### Exercise aim
Here the job is to copy the data exactly and to exclude every image from it.

### Provided records
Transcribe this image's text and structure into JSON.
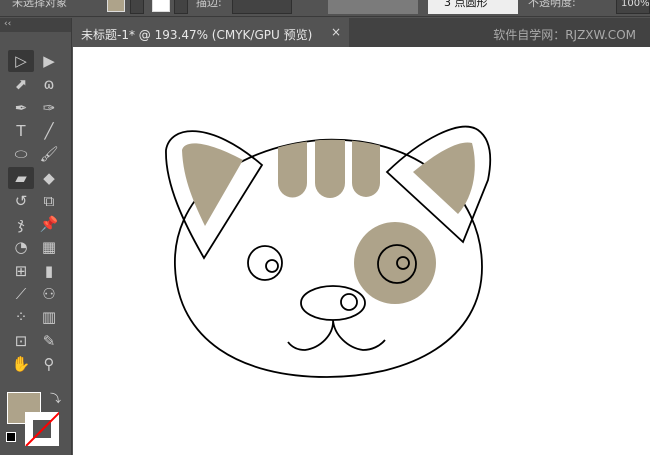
{
  "control_bar": {
    "selection": "未选择对象",
    "fill_color": "#aea38a",
    "stroke_label": "描边:",
    "brush": "3 点圆形",
    "opacity_label": "不透明度:",
    "opacity": "100%"
  },
  "document": {
    "tab_title": "未标题-1* @ 193.47% (CMYK/GPU 预览)",
    "close": "×",
    "watermark": "软件自学网：RJZXW.COM"
  },
  "toolbar": {
    "collapse": "‹‹",
    "tools": [
      {
        "name": "selection-tool",
        "glyph": "▷"
      },
      {
        "name": "direct-selection-tool",
        "glyph": "▶"
      },
      {
        "name": "add-anchor-tool",
        "glyph": "⬈"
      },
      {
        "name": "lasso-tool",
        "glyph": "ɷ"
      },
      {
        "name": "pen-tool",
        "glyph": "✒"
      },
      {
        "name": "curvature-tool",
        "glyph": "✑"
      },
      {
        "name": "type-tool",
        "glyph": "T"
      },
      {
        "name": "line-tool",
        "glyph": "╱"
      },
      {
        "name": "ellipse-tool",
        "glyph": "⬭"
      },
      {
        "name": "paintbrush-tool",
        "glyph": "🖌"
      },
      {
        "name": "blob-brush-tool",
        "glyph": "▰"
      },
      {
        "name": "eraser-tool",
        "glyph": "◆"
      },
      {
        "name": "rotate-tool",
        "glyph": "↺"
      },
      {
        "name": "scale-tool",
        "glyph": "⧉"
      },
      {
        "name": "puppet-warp-tool",
        "glyph": "ჯ"
      },
      {
        "name": "pin-tool",
        "glyph": "📌"
      },
      {
        "name": "shape-builder-tool",
        "glyph": "◔"
      },
      {
        "name": "perspective-grid-tool",
        "glyph": "▦"
      },
      {
        "name": "mesh-tool",
        "glyph": "⊞"
      },
      {
        "name": "gradient-tool",
        "glyph": "▮"
      },
      {
        "name": "eyedropper-tool",
        "glyph": "⟋"
      },
      {
        "name": "blend-tool",
        "glyph": "⚇"
      },
      {
        "name": "symbol-sprayer-tool",
        "glyph": "⁘"
      },
      {
        "name": "column-graph-tool",
        "glyph": "▥"
      },
      {
        "name": "artboard-tool",
        "glyph": "⊡"
      },
      {
        "name": "knife-tool",
        "glyph": "✎"
      },
      {
        "name": "hand-tool",
        "glyph": "✋"
      },
      {
        "name": "zoom-tool",
        "glyph": "⚲"
      }
    ],
    "fill": "#aea38a",
    "stroke": "none"
  },
  "colors": {
    "tan": "#aea38a"
  }
}
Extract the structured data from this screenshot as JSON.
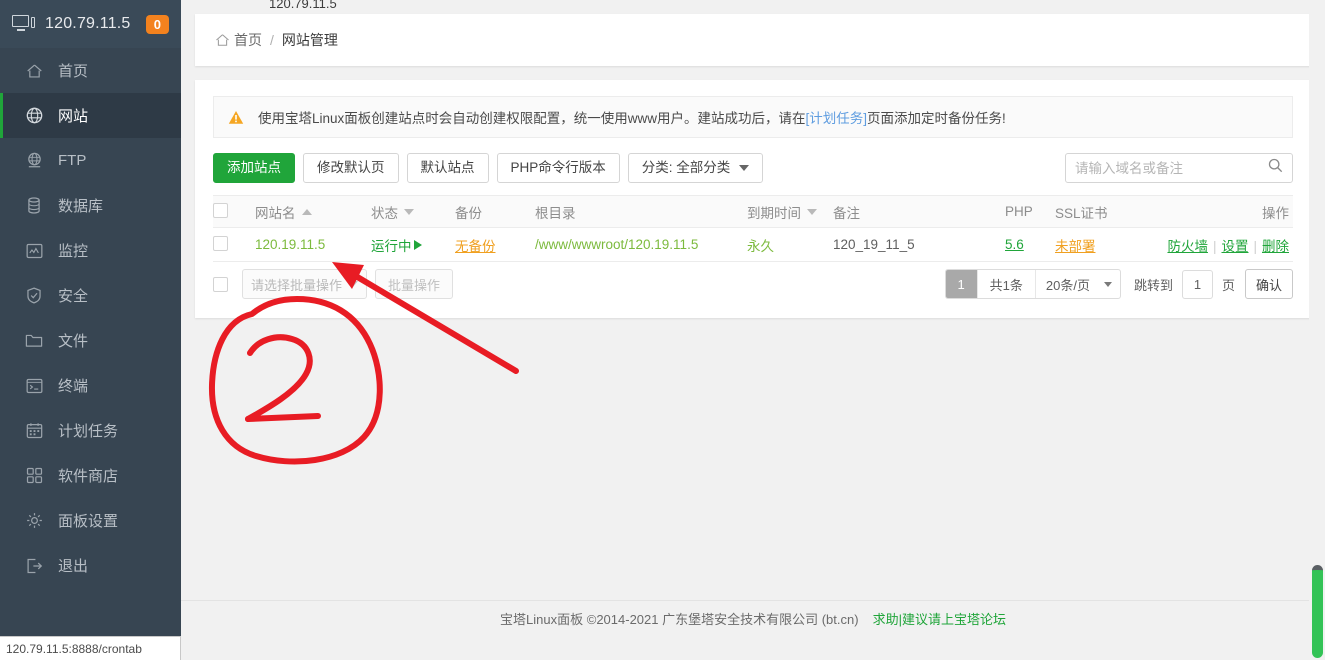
{
  "sidebar": {
    "host": "120.79.11.5",
    "badge": "0",
    "icon": "monitor-icon",
    "items": [
      {
        "label": "首页",
        "icon": "home-icon",
        "active": false
      },
      {
        "label": "网站",
        "icon": "globe-icon",
        "active": true
      },
      {
        "label": "FTP",
        "icon": "ftp-icon",
        "active": false
      },
      {
        "label": "数据库",
        "icon": "database-icon",
        "active": false
      },
      {
        "label": "监控",
        "icon": "chart-icon",
        "active": false
      },
      {
        "label": "安全",
        "icon": "shield-icon",
        "active": false
      },
      {
        "label": "文件",
        "icon": "folder-icon",
        "active": false
      },
      {
        "label": "终端",
        "icon": "terminal-icon",
        "active": false
      },
      {
        "label": "计划任务",
        "icon": "calendar-icon",
        "active": false
      },
      {
        "label": "软件商店",
        "icon": "grid-icon",
        "active": false
      },
      {
        "label": "面板设置",
        "icon": "gear-icon",
        "active": false
      },
      {
        "label": "退出",
        "icon": "logout-icon",
        "active": false
      }
    ]
  },
  "browser": {
    "url_label": "120.79.11.5",
    "status_link": "120.79.11.5:8888/crontab"
  },
  "breadcrumb": {
    "home_icon": "home-icon",
    "home": "首页",
    "separator": "/",
    "current": "网站管理"
  },
  "notice": {
    "icon": "warning-icon",
    "part1": "使用宝塔Linux面板创建站点时会自动创建权限配置，统一使用www用户。建站成功后，请在",
    "link": "[计划任务]",
    "part2": "页面添加定时备份任务!"
  },
  "toolbar": {
    "add_site": "添加站点",
    "modify_default_page": "修改默认页",
    "default_site": "默认站点",
    "php_cli_version": "PHP命令行版本",
    "category": "分类: 全部分类",
    "search_placeholder": "请输入域名或备注",
    "search_value": "",
    "search_icon": "search-icon"
  },
  "table": {
    "columns": [
      {
        "label": "网站名",
        "sort": "asc"
      },
      {
        "label": "状态",
        "sort": "desc"
      },
      {
        "label": "备份",
        "sort": ""
      },
      {
        "label": "根目录",
        "sort": ""
      },
      {
        "label": "到期时间",
        "sort": "desc"
      },
      {
        "label": "备注",
        "sort": ""
      },
      {
        "label": "PHP",
        "sort": ""
      },
      {
        "label": "SSL证书",
        "sort": ""
      },
      {
        "label": "操作",
        "sort": ""
      }
    ],
    "rows": [
      {
        "name": "120.19.11.5",
        "status": "运行中",
        "backup": "无备份",
        "root": "/www/wwwroot/120.19.11.5",
        "expire": "永久",
        "note": "120_19_11_5",
        "php": "5.6",
        "ssl": "未部署",
        "ops": [
          "防火墙",
          "设置",
          "删除"
        ]
      }
    ]
  },
  "table_footer": {
    "batch_placeholder": "请选择批量操作",
    "batch_button": "批量操作",
    "page_current": "1",
    "total_text": "共1条",
    "page_size": "20条/页",
    "jump_label": "跳转到",
    "jump_value": "1",
    "page_unit": "页",
    "confirm": "确认"
  },
  "footer": {
    "text": "宝塔Linux面板 ©2014-2021 广东堡塔安全技术有限公司 (bt.cn)",
    "link": "求助|建议请上宝塔论坛"
  },
  "annotation": {
    "marker": "2",
    "color": "#e81c24"
  },
  "colors": {
    "sidebar_bg": "#374552",
    "sidebar_active": "#2e3a46",
    "accent_green": "#20a53a",
    "badge_orange": "#f3821e",
    "warn_orange": "#f0a020",
    "link_blue": "#5f9de0"
  }
}
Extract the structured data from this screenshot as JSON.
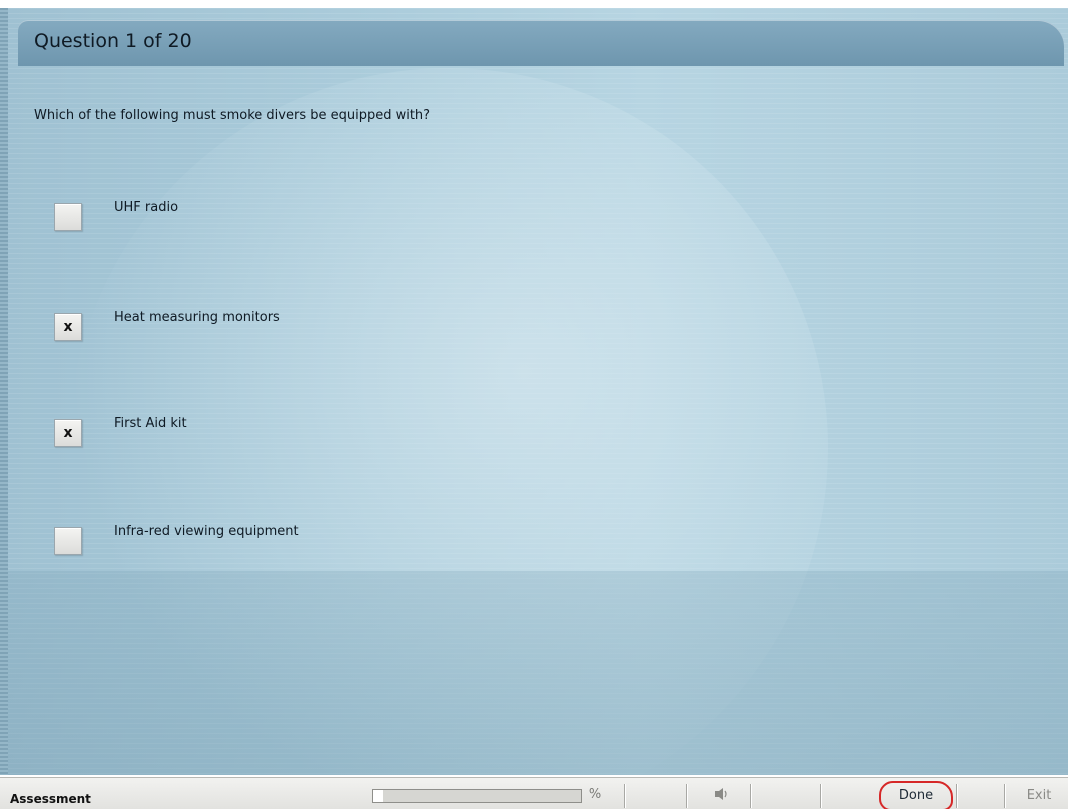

### Response area
Transcribe this image's text and structure into JSON.
{
  "control_bar": {
    "selection": "未选择对象",
    "fill_color": "#aea38a",
    "stroke_label": "描边:",
    "brush": "3 点圆形",
    "opacity_label": "不透明度:",
    "opacity": "100%"
  },
  "document": {
    "tab_title": "未标题-1* @ 193.47% (CMYK/GPU 预览)",
    "close": "×",
    "watermark": "软件自学网：RJZXW.COM"
  },
  "toolbar": {
    "collapse": "‹‹",
    "tools": [
      {
        "name": "selection-tool",
        "glyph": "▷"
      },
      {
        "name": "direct-selection-tool",
        "glyph": "▶"
      },
      {
        "name": "add-anchor-tool",
        "glyph": "⬈"
      },
      {
        "name": "lasso-tool",
        "glyph": "ɷ"
      },
      {
        "name": "pen-tool",
        "glyph": "✒"
      },
      {
        "name": "curvature-tool",
        "glyph": "✑"
      },
      {
        "name": "type-tool",
        "glyph": "T"
      },
      {
        "name": "line-tool",
        "glyph": "╱"
      },
      {
        "name": "ellipse-tool",
        "glyph": "⬭"
      },
      {
        "name": "paintbrush-tool",
        "glyph": "🖌"
      },
      {
        "name": "blob-brush-tool",
        "glyph": "▰"
      },
      {
        "name": "eraser-tool",
        "glyph": "◆"
      },
      {
        "name": "rotate-tool",
        "glyph": "↺"
      },
      {
        "name": "scale-tool",
        "glyph": "⧉"
      },
      {
        "name": "puppet-warp-tool",
        "glyph": "ჯ"
      },
      {
        "name": "pin-tool",
        "glyph": "📌"
      },
      {
        "name": "shape-builder-tool",
        "glyph": "◔"
      },
      {
        "name": "perspective-grid-tool",
        "glyph": "▦"
      },
      {
        "name": "mesh-tool",
        "glyph": "⊞"
      },
      {
        "name": "gradient-tool",
        "glyph": "▮"
      },
      {
        "name": "eyedropper-tool",
        "glyph": "⟋"
      },
      {
        "name": "blend-tool",
        "glyph": "⚇"
      },
      {
        "name": "symbol-sprayer-tool",
        "glyph": "⁘"
      },
      {
        "name": "column-graph-tool",
        "glyph": "▥"
      },
      {
        "name": "artboard-tool",
        "glyph": "⊡"
      },
      {
        "name": "knife-tool",
        "glyph": "✎"
      },
      {
        "name": "hand-tool",
        "glyph": "✋"
      },
      {
        "name": "zoom-tool",
        "glyph": "⚲"
      }
    ],
    "fill": "#aea38a",
    "stroke": "none"
  },
  "colors": {
    "tan": "#aea38a"
  }
}
Extract the structured data from this screenshot as JSON.
{
  "sidebar": {
    "host": "120.79.11.5",
    "badge": "0",
    "icon": "monitor-icon",
    "items": [
      {
        "label": "首页",
        "icon": "home-icon",
        "active": false
      },
      {
        "label": "网站",
        "icon": "globe-icon",
        "active": true
      },
      {
        "label": "FTP",
        "icon": "ftp-icon",
        "active": false
      },
      {
        "label": "数据库",
        "icon": "database-icon",
        "active": false
      },
      {
        "label": "监控",
        "icon": "chart-icon",
        "active": false
      },
      {
        "label": "安全",
        "icon": "shield-icon",
        "active": false
      },
      {
        "label": "文件",
        "icon": "folder-icon",
        "active": false
      },
      {
        "label": "终端",
        "icon": "terminal-icon",
        "active": false
      },
      {
        "label": "计划任务",
        "icon": "calendar-icon",
        "active": false
      },
      {
        "label": "软件商店",
        "icon": "grid-icon",
        "active": false
      },
      {
        "label": "面板设置",
        "icon": "gear-icon",
        "active": false
      },
      {
        "label": "退出",
        "icon": "logout-icon",
        "active": false
      }
    ]
  },
  "browser": {
    "url_label": "120.79.11.5",
    "status_link": "120.79.11.5:8888/crontab"
  },
  "breadcrumb": {
    "home_icon": "home-icon",
    "home": "首页",
    "separator": "/",
    "current": "网站管理"
  },
  "notice": {
    "icon": "warning-icon",
    "part1": "使用宝塔Linux面板创建站点时会自动创建权限配置，统一使用www用户。建站成功后，请在",
    "link": "[计划任务]",
    "part2": "页面添加定时备份任务!"
  },
  "toolbar": {
    "add_site": "添加站点",
    "modify_default_page": "修改默认页",
    "default_site": "默认站点",
    "php_cli_version": "PHP命令行版本",
    "category": "分类: 全部分类",
    "search_placeholder": "请输入域名或备注",
    "search_value": "",
    "search_icon": "search-icon"
  },
  "table": {
    "columns": [
      {
        "label": "网站名",
        "sort": "asc"
      },
      {
        "label": "状态",
        "sort": "desc"
      },
      {
        "label": "备份",
        "sort": ""
      },
      {
        "label": "根目录",
        "sort": ""
      },
      {
        "label": "到期时间",
        "sort": "desc"
      },
      {
        "label": "备注",
        "sort": ""
      },
      {
        "label": "PHP",
        "sort": ""
      },
      {
        "label": "SSL证书",
        "sort": ""
      },
      {
        "label": "操作",
        "sort": ""
      }
    ],
    "rows": [
      {
        "name": "120.19.11.5",
        "status": "运行中",
        "backup": "无备份",
        "root": "/www/wwwroot/120.19.11.5",
        "expire": "永久",
        "note": "120_19_11_5",
        "php": "5.6",
        "ssl": "未部署",
        "ops": [
          "防火墙",
          "设置",
          "删除"
        ]
      }
    ]
  },
  "table_footer": {
    "batch_placeholder": "请选择批量操作",
    "batch_button": "批量操作",
    "page_current": "1",
    "total_text": "共1条",
    "page_size": "20条/页",
    "jump_label": "跳转到",
    "jump_value": "1",
    "page_unit": "页",
    "confirm": "确认"
  },
  "footer": {
    "text": "宝塔Linux面板 ©2014-2021 广东堡塔安全技术有限公司 (bt.cn)",
    "link": "求助|建议请上宝塔论坛"
  },
  "annotation": {
    "marker": "2",
    "color": "#e81c24"
  },
  "colors": {
    "sidebar_bg": "#374552",
    "sidebar_active": "#2e3a46",
    "accent_green": "#20a53a",
    "badge_orange": "#f3821e",
    "warn_orange": "#f0a020",
    "link_blue": "#5f9de0"
  }
}
Extract the structured data from this screenshot as JSON.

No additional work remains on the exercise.